A Son is Buried (11 May 1945). Marine Colonel Francis I. Fenton, kneeling prays at the foot of his son’s grave. Private First Class Mike Fenton was killed in a Japanese counterattack on the road to Shuri. Bereaved friends, officers and men stand reverently by.
My Buddy (12 May 1945). A Marine comforts a brother Leatherneck who broke down and cried after witnessing the death of a buddy on an Okinawa hillside. These First Division Marines participated in the furious drive on Shuri Castle, the enemy fortress two miles east of the capital city of Naha.

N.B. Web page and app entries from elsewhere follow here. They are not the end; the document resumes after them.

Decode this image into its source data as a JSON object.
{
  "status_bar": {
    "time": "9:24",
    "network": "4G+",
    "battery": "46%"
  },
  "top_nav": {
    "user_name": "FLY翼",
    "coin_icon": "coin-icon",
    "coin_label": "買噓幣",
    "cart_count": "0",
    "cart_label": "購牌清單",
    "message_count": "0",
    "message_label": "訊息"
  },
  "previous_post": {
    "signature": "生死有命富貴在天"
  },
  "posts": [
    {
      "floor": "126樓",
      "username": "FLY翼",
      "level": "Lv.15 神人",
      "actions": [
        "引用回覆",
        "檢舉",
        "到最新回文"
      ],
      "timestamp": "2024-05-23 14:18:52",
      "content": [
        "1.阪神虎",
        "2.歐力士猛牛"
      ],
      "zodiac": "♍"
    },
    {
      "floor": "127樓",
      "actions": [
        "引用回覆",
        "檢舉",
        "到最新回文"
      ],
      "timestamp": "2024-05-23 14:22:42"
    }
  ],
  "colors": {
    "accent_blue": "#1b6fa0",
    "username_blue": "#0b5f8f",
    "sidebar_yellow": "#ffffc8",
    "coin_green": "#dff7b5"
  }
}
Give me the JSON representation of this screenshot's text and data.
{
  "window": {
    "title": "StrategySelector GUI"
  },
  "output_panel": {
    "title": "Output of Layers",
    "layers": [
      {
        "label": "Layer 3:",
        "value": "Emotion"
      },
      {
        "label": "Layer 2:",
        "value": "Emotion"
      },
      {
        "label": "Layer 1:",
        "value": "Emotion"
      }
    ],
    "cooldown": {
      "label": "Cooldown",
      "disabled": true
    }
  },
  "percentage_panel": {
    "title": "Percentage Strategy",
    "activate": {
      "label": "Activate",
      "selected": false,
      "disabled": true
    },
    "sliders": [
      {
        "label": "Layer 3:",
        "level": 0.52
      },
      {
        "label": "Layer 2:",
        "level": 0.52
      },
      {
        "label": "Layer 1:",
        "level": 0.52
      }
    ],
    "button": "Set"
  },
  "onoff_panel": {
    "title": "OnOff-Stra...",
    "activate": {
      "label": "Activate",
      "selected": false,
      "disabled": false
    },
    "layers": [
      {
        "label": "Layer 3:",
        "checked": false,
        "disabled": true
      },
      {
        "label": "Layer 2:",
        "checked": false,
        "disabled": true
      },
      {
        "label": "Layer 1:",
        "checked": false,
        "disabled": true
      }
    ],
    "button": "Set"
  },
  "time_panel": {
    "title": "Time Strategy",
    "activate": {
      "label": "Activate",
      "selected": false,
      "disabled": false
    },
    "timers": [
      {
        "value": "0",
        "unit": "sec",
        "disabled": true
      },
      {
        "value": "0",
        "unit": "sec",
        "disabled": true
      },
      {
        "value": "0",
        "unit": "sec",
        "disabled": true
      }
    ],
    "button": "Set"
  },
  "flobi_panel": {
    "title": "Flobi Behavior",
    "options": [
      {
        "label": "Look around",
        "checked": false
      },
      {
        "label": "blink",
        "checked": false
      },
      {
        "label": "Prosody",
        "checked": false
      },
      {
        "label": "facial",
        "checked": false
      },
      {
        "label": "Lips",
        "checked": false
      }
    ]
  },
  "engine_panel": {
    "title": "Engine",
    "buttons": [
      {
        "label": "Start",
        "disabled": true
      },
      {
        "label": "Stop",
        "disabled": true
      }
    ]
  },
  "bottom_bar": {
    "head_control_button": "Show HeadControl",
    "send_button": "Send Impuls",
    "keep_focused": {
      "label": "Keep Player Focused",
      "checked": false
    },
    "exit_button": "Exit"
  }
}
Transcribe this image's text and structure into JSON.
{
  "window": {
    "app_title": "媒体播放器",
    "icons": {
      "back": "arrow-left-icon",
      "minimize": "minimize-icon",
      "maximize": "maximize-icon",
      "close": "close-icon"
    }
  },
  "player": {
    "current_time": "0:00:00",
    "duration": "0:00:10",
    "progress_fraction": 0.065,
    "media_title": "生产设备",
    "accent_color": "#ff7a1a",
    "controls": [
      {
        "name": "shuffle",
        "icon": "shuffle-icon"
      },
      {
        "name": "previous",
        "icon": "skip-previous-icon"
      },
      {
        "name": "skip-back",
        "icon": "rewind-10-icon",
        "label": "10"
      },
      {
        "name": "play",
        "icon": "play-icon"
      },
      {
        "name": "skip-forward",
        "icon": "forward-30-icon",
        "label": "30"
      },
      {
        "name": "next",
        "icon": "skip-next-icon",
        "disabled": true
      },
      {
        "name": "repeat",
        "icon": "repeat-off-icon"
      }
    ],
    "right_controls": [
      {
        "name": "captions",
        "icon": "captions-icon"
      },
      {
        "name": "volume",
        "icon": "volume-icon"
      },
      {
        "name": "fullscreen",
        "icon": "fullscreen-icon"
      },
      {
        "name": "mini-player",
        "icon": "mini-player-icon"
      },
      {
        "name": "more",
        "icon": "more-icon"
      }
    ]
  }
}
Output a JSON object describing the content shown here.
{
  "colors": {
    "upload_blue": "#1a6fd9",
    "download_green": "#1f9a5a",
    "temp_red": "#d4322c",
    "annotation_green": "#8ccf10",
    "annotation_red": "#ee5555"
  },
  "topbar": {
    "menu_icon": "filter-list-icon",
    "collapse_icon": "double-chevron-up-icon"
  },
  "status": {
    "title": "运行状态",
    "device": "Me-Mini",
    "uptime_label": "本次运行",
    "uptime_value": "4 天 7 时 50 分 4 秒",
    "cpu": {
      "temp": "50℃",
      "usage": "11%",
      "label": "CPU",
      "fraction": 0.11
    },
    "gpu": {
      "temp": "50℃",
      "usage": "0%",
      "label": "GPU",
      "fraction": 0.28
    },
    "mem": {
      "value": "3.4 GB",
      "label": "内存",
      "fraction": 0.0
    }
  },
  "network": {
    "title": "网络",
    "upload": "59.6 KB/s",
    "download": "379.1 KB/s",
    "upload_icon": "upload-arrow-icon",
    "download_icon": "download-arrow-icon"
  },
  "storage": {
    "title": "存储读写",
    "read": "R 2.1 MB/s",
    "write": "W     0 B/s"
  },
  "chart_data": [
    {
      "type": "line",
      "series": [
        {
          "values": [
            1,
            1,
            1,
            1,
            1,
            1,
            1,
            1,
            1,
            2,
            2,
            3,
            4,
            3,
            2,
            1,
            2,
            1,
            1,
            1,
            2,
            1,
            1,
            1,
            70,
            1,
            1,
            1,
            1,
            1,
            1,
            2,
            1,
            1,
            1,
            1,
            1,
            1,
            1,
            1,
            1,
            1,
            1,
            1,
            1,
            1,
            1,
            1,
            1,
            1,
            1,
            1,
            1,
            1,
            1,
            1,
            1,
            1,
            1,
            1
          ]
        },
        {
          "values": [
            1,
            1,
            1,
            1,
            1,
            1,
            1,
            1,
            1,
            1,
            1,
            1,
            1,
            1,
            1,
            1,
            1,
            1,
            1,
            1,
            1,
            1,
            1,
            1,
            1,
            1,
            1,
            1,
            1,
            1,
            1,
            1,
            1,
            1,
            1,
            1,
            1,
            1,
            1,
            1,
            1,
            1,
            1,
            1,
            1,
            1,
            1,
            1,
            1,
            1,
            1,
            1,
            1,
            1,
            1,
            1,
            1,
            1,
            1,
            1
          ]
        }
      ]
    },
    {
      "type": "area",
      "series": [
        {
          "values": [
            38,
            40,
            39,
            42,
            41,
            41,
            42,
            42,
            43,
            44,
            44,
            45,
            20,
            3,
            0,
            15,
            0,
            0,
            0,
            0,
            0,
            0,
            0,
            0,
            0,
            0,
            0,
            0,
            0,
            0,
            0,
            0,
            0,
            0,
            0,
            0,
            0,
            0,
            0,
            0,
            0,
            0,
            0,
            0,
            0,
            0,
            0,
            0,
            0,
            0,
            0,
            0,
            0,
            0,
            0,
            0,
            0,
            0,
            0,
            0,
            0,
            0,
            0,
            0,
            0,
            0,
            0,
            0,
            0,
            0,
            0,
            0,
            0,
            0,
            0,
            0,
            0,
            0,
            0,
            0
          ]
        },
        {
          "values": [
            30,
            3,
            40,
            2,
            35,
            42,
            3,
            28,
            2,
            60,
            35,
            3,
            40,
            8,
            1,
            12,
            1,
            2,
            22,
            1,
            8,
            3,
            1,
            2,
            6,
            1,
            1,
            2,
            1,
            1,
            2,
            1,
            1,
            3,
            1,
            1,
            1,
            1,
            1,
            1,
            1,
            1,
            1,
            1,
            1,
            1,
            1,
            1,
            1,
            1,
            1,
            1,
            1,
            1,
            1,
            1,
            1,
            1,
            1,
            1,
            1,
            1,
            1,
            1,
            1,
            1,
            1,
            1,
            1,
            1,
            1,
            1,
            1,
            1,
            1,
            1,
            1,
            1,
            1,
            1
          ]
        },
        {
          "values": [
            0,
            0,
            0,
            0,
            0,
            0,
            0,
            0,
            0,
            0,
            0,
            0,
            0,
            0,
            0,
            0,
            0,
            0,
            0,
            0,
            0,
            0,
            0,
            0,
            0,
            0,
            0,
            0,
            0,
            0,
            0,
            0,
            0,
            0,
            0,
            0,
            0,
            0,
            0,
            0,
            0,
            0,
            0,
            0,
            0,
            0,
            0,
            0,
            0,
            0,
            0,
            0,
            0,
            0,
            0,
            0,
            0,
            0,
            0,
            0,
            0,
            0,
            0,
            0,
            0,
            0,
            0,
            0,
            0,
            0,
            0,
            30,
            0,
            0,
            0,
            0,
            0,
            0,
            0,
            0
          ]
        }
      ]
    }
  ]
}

Naha Finale (30 May 1945). Perched on the rim of a gaping hole in the wall of a theater in the Ryukyu capital, a Marine rifleman views the result of the American bombardment of Naha. Skeletons of structures are all that remain of the city with a pre-invasion population of 66,000 people.
Midget Warriors (17 June 1945). Marine First Lieutenant Hart H. Spiegal of Topeka, Kansas, makes with the sign language as he tries to strike up a conversation with two tiny Japanese soldiers captured on Okinawa. The boy on the left is “18” while his companion boasts “20” years.
Seeing the Light (21 June 1945). A Marine rifleman signals his companion to hold his fire as a Japanese soldier emerges from a cave on Okinawa. Persuaded by a smoke grenade, the occupants of the hideout surrendered to the Leathernecks, adding to the large bag of prisoners taken during the island campaign.
Strong Hands Uphold the Weak
Abandoned (1 April 1945). As the Marines landed, the Japanese military fled, leaving the aged, the infirm, and the too-small children in the path of the Leathernecks. Marine Corporal Fenwick H. Dunn of Lynn, Massachusetts, shares the candy from his K ration with an aged woman.
Ma and the Kids (1 April 1945). The Marines came on shore on Okinawa in time for the blessed event in this goat family. Marine Private First Class Donald P. Chatterton of St. Paul, Minnesota, was the self-appointed guardian.